* Directions: Lines where the string "строк" appears are to be copied from the entries below.

◆ ◆ ◆ ◆ ◆ ◆ ◆

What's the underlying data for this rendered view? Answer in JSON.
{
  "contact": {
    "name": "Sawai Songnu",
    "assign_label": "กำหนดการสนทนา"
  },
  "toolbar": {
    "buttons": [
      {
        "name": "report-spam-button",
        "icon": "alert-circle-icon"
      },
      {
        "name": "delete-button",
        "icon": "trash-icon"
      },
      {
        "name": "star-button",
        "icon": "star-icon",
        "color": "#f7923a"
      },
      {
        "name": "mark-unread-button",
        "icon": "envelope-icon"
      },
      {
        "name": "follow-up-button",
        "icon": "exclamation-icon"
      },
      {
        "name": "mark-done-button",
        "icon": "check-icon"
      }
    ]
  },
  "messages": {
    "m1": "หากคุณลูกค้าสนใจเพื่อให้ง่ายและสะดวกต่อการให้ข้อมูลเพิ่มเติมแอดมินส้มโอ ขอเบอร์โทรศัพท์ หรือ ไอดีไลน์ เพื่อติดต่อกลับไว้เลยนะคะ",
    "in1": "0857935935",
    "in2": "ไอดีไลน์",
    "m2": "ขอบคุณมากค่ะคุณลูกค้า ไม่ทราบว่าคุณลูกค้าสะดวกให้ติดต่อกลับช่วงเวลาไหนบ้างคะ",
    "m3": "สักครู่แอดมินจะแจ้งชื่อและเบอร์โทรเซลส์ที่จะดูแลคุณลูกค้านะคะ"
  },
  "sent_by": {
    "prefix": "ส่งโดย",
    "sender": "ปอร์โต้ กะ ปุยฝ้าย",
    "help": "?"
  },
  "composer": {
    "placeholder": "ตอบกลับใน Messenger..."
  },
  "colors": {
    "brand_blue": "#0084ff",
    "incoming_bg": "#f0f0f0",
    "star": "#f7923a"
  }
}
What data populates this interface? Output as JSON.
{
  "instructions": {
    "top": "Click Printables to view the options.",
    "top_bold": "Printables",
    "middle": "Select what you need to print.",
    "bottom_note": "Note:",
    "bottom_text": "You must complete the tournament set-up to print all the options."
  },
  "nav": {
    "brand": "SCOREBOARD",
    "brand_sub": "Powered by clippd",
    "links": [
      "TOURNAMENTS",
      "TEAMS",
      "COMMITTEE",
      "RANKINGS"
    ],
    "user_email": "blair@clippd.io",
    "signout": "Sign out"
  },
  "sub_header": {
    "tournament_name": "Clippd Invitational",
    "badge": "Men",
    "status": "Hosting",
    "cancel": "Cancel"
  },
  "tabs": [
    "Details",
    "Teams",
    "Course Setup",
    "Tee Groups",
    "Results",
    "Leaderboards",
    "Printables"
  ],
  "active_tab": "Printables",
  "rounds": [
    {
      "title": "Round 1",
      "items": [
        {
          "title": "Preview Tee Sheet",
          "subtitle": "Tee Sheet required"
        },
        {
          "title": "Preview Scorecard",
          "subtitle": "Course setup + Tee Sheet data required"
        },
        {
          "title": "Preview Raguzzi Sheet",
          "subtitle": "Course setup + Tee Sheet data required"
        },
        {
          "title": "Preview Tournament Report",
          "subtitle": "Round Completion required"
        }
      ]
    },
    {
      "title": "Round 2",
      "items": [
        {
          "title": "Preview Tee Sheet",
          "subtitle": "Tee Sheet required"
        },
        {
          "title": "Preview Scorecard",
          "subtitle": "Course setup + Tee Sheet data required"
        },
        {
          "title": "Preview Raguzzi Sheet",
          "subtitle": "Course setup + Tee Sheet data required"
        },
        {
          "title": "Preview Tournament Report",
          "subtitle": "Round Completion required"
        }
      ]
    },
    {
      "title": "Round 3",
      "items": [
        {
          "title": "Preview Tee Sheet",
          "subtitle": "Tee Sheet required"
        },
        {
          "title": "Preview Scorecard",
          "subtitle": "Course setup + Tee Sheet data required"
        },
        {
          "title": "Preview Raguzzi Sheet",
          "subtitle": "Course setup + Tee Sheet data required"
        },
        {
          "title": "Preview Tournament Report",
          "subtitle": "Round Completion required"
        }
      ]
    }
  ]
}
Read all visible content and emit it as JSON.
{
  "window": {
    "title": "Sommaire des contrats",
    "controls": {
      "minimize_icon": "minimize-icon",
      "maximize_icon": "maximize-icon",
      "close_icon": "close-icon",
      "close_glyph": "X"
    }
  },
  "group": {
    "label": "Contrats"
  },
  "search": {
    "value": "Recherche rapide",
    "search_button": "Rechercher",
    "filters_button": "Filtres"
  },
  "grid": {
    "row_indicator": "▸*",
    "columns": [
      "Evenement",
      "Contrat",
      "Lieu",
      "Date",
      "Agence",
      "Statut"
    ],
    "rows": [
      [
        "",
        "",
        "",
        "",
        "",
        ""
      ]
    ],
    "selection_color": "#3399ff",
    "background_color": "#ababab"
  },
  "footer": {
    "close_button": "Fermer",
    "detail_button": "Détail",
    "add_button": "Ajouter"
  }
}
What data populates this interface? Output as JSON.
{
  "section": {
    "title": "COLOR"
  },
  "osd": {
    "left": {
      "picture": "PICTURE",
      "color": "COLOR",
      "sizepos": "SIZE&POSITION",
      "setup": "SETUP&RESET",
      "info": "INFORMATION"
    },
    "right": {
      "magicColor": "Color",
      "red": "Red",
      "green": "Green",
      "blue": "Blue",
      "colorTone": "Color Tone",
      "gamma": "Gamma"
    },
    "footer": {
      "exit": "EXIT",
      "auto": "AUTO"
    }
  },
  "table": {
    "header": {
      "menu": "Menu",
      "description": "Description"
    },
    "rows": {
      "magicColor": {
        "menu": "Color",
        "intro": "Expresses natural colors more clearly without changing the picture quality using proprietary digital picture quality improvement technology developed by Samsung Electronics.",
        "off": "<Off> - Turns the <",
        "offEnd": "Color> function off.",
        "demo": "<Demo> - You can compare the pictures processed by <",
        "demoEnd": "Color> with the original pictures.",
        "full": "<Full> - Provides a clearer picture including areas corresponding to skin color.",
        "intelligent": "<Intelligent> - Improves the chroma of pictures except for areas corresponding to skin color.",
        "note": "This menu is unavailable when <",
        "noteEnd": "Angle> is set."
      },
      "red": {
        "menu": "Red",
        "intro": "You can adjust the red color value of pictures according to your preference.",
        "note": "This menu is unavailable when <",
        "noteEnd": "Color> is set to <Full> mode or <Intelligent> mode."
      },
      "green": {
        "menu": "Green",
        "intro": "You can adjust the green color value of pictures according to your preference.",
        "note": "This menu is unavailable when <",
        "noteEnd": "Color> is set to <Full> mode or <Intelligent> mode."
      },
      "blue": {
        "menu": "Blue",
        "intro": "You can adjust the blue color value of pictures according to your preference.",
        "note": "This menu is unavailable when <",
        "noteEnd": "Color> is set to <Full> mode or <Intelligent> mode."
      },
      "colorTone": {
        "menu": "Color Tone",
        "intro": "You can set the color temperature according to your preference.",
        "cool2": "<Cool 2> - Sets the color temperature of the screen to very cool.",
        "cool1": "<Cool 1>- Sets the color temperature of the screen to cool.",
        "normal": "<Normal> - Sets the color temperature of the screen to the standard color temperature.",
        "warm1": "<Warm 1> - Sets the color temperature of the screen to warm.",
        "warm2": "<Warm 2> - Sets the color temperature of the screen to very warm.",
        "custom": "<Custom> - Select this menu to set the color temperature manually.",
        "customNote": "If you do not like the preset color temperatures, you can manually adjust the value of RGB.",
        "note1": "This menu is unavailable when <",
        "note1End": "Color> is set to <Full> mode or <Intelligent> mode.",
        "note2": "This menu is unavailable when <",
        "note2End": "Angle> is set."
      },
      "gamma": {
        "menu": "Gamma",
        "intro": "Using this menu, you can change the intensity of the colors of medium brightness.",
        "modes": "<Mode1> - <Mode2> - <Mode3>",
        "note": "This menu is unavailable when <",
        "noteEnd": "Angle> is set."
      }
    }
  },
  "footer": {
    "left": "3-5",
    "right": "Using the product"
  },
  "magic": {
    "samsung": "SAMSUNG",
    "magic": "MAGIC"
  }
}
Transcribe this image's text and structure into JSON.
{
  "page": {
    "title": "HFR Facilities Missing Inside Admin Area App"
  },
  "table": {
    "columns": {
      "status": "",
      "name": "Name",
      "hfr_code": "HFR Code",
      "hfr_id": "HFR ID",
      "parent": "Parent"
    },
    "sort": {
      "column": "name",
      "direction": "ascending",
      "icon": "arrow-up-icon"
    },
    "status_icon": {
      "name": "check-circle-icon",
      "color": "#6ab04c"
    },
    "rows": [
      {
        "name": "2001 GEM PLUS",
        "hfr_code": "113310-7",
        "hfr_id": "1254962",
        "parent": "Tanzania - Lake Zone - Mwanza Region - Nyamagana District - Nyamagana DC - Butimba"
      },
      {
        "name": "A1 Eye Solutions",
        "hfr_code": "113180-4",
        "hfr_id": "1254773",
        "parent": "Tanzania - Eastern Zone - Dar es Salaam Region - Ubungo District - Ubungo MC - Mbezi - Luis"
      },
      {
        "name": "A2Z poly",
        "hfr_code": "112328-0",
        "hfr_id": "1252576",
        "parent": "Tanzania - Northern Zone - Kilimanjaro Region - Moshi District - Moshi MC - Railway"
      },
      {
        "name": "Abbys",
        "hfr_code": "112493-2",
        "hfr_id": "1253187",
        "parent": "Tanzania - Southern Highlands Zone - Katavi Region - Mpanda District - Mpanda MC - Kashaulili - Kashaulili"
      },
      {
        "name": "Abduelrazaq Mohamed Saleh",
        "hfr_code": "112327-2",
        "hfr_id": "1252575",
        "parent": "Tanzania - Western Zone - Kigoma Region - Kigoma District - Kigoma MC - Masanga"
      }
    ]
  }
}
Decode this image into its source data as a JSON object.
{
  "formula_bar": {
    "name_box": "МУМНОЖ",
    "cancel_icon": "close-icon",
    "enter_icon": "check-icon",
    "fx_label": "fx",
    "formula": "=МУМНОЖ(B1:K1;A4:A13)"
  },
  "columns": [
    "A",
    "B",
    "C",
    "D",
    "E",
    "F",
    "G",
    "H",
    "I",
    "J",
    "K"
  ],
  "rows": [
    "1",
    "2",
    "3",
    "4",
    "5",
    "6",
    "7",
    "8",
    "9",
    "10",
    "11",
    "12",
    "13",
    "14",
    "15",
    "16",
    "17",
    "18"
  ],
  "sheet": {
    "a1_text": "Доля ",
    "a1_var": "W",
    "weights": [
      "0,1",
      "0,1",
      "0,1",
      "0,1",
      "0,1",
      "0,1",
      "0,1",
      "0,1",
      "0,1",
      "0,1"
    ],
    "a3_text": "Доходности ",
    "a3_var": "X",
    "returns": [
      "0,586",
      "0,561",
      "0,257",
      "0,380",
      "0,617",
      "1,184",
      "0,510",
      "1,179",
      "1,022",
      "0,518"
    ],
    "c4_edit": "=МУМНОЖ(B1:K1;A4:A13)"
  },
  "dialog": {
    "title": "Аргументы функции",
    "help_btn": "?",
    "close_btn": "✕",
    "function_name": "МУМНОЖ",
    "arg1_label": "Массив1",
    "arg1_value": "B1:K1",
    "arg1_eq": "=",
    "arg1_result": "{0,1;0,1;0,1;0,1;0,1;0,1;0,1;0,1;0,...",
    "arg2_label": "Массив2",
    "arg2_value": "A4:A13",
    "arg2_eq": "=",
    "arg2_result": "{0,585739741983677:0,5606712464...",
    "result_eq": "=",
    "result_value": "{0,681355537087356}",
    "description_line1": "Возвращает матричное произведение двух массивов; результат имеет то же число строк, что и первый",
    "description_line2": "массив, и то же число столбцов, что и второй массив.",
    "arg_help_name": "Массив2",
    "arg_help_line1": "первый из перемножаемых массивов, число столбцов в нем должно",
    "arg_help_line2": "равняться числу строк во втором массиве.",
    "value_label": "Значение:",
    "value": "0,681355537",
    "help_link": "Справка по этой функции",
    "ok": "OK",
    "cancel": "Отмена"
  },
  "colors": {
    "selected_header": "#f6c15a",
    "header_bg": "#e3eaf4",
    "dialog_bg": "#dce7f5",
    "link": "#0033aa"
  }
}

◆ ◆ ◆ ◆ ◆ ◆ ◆

* Answer section:
    "description_line1": "Возвращает матричное произведение двух массивов; результат имеет то же число строк, что и первый",
    "arg_help_line2": "равняться числу строк во втором массиве.",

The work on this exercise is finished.